- YOUR TASK
Filter task. Return each line of the material that holds the string "Large".
☆ ☆ ☆ ☆
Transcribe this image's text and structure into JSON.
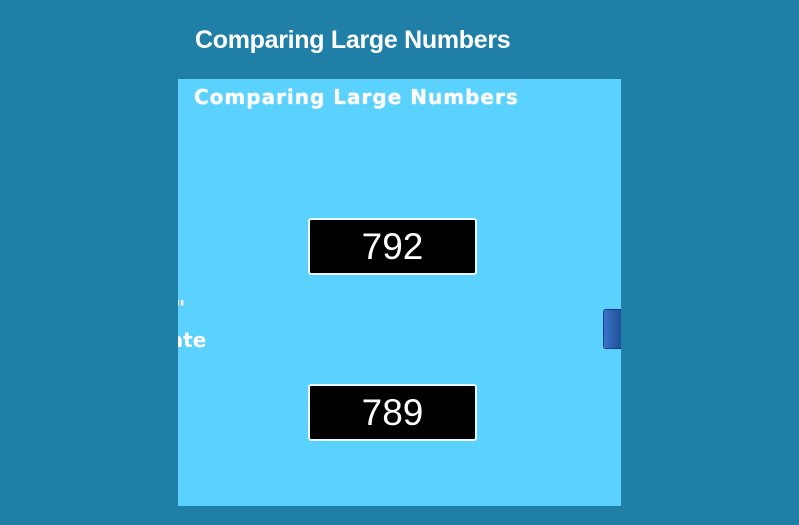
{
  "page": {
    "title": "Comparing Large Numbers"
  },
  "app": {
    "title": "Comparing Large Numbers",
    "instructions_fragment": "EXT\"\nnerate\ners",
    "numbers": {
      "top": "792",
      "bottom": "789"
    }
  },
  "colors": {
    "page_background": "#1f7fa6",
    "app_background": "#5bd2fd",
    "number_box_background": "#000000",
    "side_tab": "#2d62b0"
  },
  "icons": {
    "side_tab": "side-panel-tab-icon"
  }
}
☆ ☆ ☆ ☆
- COMPLETED EXERCISE
    "title": "Comparing Large Numbers"
    "title": "Comparing Large Numbers",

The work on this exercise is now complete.